Task objective:
Your answer is every line of the material below in which the string "left" occurs.

Information shown:

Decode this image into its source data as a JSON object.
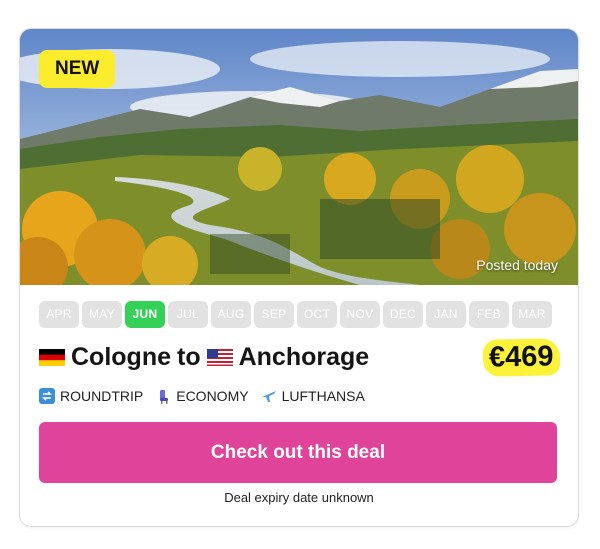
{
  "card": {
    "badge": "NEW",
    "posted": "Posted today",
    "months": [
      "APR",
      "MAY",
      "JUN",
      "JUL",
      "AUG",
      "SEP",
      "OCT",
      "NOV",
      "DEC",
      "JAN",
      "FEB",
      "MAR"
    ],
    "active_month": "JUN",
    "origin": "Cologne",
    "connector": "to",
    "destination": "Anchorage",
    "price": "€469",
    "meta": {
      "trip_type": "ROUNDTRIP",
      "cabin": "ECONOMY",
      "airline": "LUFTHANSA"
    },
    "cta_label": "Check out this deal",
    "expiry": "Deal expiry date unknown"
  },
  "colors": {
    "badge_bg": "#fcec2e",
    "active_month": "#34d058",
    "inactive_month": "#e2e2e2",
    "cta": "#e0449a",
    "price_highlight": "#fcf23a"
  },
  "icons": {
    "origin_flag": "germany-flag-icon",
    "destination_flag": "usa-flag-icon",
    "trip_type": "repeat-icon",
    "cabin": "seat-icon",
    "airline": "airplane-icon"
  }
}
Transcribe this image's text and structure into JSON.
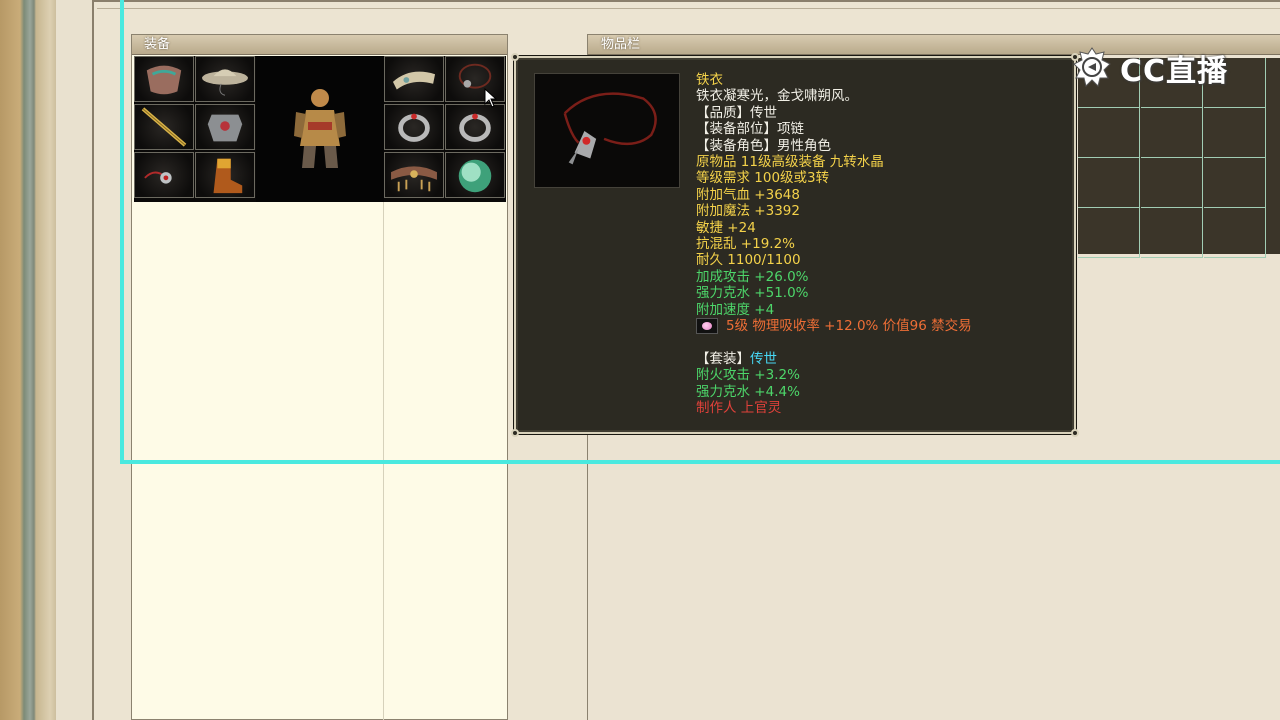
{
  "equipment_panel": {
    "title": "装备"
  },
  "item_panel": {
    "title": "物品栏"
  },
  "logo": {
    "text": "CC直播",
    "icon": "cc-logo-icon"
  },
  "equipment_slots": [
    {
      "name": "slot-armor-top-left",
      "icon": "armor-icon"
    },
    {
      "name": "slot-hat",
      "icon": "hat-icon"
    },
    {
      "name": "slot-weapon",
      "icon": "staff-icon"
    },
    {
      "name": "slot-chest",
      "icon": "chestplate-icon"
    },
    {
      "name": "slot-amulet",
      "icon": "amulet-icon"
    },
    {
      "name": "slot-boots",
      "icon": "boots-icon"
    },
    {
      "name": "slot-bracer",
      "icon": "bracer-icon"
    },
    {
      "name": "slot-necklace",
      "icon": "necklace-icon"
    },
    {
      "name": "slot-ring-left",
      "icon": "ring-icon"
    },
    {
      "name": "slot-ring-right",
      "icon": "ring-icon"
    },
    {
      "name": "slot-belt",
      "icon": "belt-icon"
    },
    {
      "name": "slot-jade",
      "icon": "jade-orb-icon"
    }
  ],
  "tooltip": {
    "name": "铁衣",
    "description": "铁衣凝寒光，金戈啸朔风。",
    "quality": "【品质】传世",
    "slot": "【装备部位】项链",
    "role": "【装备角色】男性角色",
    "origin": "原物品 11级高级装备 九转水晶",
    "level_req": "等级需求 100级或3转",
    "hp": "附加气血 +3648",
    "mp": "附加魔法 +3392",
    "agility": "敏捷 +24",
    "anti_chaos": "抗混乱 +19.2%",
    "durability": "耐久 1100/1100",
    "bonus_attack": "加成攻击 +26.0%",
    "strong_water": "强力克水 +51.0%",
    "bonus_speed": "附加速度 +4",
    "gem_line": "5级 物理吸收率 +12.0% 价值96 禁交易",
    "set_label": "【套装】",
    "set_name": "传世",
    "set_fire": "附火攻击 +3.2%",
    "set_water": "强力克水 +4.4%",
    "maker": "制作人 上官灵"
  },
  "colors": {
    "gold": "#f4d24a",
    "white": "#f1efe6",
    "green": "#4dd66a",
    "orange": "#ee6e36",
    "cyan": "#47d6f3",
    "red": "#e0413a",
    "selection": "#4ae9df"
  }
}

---

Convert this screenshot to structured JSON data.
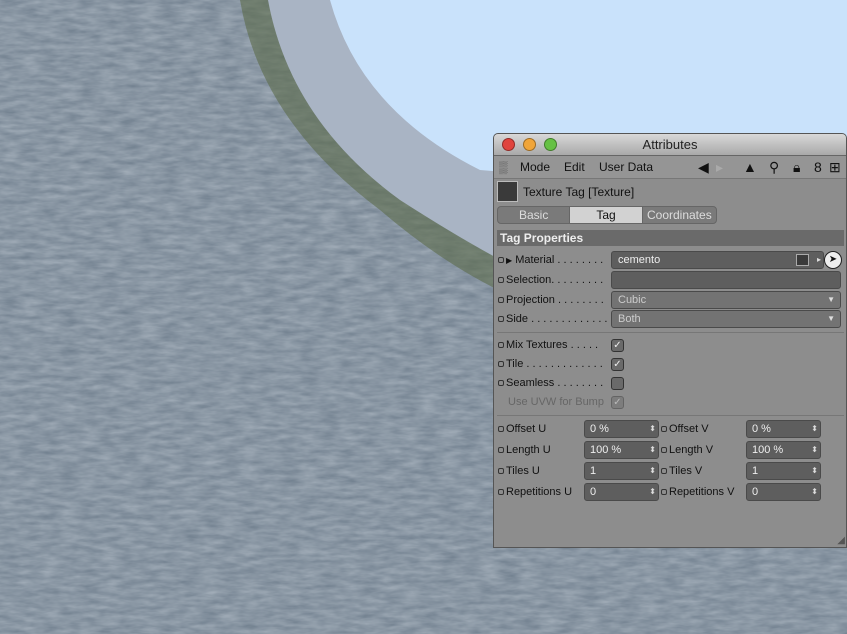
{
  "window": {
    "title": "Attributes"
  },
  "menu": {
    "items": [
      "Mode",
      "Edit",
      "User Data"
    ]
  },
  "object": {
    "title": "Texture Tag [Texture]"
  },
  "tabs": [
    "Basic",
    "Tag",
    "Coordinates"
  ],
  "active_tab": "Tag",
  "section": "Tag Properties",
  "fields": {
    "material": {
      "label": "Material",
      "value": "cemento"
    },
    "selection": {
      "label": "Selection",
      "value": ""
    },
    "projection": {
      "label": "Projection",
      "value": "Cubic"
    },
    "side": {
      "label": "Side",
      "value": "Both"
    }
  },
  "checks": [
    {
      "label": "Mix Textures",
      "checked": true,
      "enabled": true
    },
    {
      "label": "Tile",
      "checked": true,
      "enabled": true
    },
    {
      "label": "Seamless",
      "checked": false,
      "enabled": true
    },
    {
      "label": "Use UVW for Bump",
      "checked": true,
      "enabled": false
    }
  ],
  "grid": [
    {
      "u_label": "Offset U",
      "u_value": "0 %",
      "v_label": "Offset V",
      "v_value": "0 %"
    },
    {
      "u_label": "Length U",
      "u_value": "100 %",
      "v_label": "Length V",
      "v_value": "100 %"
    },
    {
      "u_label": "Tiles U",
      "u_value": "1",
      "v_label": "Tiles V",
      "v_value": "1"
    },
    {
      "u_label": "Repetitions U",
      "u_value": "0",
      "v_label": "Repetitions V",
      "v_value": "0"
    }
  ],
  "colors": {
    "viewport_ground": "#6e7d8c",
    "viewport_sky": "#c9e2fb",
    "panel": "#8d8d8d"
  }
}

Result of the task:
      "name": "slot-armor-top-left",
      "name": "slot-ring-left",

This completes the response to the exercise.